═══ Dataset records ═══
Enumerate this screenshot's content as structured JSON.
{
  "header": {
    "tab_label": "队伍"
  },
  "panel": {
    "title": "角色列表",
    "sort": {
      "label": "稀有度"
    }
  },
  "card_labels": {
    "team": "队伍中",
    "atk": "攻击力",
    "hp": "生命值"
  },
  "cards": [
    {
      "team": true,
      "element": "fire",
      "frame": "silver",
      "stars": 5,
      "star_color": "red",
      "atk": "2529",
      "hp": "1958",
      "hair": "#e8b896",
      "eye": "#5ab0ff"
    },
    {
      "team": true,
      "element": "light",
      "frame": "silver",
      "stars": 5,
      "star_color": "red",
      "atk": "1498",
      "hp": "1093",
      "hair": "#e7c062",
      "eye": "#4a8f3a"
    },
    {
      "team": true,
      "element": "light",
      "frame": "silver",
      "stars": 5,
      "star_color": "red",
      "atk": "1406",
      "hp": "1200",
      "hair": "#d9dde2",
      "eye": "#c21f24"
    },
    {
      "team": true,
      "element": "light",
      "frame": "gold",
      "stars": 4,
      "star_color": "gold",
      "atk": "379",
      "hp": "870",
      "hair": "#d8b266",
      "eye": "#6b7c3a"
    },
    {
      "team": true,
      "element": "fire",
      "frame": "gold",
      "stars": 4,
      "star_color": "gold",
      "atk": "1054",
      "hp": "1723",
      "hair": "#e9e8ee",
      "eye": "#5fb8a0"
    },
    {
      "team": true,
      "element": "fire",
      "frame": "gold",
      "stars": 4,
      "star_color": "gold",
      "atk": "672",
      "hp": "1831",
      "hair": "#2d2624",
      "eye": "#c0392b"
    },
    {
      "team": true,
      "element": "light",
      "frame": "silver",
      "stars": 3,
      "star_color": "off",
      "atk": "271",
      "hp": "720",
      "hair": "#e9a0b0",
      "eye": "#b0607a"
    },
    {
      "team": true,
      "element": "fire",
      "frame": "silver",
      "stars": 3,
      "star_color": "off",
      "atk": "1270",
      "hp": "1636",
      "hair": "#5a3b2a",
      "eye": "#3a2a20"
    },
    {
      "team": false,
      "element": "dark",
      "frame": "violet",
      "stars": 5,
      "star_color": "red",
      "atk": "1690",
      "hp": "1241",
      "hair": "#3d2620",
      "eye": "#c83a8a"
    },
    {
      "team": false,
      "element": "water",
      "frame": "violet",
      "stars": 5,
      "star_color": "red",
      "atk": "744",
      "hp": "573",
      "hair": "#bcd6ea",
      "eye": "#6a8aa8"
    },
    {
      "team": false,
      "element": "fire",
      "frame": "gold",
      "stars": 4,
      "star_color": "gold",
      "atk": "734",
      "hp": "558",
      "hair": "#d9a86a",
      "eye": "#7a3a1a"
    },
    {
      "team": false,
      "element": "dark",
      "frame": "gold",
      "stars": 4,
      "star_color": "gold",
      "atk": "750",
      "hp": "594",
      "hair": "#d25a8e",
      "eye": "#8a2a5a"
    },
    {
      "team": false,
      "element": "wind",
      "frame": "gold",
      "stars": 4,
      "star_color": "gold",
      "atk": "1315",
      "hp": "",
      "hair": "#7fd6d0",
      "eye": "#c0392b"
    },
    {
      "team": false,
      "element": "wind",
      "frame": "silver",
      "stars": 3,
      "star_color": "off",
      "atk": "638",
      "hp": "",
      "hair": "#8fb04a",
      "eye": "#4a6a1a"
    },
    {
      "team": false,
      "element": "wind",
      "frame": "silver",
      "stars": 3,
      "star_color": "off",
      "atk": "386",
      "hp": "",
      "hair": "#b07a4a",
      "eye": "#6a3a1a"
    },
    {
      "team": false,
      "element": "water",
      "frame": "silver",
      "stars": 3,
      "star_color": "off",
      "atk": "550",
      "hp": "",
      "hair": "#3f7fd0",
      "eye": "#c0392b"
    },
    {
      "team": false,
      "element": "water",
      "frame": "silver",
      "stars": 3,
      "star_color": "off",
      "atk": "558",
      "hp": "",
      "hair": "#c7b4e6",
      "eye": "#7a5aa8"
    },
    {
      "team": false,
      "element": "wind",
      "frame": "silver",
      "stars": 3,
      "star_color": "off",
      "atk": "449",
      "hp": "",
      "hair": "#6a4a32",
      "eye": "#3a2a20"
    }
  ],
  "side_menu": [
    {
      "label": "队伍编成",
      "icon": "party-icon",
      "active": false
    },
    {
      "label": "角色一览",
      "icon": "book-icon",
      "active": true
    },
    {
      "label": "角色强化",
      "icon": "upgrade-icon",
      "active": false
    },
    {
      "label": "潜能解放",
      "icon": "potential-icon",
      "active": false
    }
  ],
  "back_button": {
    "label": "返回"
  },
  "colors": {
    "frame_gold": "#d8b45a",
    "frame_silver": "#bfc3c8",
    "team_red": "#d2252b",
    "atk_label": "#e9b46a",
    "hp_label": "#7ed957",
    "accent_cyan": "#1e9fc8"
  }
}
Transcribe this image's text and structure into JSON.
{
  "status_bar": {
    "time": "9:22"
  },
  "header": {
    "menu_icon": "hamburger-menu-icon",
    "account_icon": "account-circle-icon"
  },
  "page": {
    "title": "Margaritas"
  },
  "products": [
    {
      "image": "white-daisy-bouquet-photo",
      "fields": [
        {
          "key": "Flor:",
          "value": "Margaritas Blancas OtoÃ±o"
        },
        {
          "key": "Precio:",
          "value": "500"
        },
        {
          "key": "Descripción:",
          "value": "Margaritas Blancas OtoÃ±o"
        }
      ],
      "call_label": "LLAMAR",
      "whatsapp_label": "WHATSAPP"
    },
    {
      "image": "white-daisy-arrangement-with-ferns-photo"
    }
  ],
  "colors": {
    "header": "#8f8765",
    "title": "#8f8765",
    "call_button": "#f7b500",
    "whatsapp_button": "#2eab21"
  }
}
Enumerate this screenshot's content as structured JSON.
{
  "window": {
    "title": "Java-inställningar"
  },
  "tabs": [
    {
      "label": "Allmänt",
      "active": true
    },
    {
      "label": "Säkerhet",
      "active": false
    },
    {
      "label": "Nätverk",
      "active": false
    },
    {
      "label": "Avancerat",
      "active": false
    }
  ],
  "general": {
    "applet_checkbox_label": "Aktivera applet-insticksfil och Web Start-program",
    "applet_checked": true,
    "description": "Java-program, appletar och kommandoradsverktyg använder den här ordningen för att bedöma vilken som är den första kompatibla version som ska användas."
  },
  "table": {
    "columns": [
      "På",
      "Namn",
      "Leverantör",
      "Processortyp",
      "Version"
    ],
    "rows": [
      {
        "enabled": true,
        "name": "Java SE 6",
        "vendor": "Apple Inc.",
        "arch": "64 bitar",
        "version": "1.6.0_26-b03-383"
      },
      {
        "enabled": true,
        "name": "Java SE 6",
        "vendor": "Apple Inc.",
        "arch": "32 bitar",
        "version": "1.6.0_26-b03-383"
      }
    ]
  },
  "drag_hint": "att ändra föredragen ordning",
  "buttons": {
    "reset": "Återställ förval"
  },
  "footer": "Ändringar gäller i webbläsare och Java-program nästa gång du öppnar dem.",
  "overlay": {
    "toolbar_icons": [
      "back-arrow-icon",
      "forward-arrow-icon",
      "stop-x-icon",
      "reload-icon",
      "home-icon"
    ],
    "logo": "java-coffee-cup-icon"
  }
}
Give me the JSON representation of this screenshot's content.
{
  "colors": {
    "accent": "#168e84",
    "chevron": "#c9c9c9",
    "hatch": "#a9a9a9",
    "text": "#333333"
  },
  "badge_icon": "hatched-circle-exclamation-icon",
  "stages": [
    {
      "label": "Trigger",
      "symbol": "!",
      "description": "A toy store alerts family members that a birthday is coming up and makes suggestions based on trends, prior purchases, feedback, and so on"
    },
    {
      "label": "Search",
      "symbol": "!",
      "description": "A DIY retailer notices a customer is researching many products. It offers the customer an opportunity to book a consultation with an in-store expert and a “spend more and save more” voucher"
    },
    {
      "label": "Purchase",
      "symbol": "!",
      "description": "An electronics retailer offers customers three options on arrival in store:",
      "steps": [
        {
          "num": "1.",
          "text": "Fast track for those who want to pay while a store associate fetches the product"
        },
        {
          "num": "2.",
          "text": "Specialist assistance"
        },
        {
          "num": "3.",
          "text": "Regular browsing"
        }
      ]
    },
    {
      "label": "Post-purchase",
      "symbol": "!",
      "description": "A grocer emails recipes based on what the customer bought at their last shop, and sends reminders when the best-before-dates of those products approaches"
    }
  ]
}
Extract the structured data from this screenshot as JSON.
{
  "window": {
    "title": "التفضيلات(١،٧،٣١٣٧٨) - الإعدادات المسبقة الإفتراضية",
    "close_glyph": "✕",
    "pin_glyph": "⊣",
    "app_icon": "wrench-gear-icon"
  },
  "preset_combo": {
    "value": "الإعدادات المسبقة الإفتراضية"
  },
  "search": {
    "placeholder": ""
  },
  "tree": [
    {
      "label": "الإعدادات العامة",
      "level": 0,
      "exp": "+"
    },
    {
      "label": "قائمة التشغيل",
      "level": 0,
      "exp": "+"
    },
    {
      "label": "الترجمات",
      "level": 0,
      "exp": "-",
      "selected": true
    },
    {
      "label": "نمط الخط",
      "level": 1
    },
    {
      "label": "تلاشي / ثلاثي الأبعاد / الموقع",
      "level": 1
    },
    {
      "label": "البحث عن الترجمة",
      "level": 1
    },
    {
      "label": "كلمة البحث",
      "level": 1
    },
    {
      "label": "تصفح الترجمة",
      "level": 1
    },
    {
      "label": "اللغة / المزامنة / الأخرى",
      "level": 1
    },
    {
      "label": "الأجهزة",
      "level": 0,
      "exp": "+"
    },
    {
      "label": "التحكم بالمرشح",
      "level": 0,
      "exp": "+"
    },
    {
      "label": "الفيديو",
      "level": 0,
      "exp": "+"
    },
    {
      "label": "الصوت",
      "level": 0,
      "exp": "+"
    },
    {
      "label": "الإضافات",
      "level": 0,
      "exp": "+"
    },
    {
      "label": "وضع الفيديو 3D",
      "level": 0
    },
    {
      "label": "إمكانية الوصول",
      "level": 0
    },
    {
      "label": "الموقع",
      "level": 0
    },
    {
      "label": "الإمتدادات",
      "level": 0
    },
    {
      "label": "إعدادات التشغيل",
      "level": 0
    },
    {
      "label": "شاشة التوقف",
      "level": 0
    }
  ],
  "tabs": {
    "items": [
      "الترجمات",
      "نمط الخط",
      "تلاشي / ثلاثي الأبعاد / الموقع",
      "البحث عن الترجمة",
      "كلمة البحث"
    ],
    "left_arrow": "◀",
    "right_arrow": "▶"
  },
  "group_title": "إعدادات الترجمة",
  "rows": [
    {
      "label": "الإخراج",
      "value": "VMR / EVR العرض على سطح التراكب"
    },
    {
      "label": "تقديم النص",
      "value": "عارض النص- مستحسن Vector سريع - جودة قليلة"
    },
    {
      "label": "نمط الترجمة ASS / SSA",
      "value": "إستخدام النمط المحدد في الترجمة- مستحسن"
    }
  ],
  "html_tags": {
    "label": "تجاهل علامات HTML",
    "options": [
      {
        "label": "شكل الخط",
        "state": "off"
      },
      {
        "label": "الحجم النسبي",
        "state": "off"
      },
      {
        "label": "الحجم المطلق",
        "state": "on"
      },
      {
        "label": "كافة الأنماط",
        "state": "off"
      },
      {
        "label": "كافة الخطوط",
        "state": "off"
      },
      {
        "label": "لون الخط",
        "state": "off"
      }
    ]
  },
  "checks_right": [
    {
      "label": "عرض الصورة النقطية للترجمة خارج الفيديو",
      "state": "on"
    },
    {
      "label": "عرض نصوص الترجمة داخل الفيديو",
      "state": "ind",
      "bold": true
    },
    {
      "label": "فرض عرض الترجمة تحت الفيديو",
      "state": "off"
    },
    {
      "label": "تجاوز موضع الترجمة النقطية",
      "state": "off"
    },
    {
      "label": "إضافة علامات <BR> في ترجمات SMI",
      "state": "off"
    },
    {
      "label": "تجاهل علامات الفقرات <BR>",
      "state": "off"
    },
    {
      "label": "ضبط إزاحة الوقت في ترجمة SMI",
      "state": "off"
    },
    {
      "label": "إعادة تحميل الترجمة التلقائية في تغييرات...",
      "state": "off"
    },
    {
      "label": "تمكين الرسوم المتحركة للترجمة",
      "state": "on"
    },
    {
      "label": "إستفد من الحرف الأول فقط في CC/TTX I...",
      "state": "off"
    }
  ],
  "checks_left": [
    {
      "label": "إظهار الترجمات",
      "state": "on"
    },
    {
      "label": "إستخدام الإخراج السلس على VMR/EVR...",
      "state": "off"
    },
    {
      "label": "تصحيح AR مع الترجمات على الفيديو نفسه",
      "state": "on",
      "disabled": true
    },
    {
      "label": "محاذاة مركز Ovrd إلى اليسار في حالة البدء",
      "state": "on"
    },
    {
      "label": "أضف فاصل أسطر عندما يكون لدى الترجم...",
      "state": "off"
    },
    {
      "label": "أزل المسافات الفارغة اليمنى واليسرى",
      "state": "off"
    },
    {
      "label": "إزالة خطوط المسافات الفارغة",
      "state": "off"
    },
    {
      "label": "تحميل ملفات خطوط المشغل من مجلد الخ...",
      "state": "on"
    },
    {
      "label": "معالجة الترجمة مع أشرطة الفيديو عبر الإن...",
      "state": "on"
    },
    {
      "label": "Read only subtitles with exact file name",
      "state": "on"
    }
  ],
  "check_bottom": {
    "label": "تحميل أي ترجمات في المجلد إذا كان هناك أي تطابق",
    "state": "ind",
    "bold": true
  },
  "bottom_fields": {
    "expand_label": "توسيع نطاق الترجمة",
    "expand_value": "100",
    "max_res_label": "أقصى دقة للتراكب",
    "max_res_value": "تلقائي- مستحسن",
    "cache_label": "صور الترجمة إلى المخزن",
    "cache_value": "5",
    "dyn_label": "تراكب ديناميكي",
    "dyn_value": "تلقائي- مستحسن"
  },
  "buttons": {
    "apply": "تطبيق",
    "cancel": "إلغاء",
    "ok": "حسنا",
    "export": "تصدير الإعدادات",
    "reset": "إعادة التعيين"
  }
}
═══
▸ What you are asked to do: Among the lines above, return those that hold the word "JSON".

▸ Answer below:
Enumerate this screenshot's content as structured JSON.
Transcribe this image's text and structure into JSON.
Enumerate this screenshot's content as structured JSON.
Give me the JSON representation of this screenshot's content.
Extract the structured data from this screenshot as JSON.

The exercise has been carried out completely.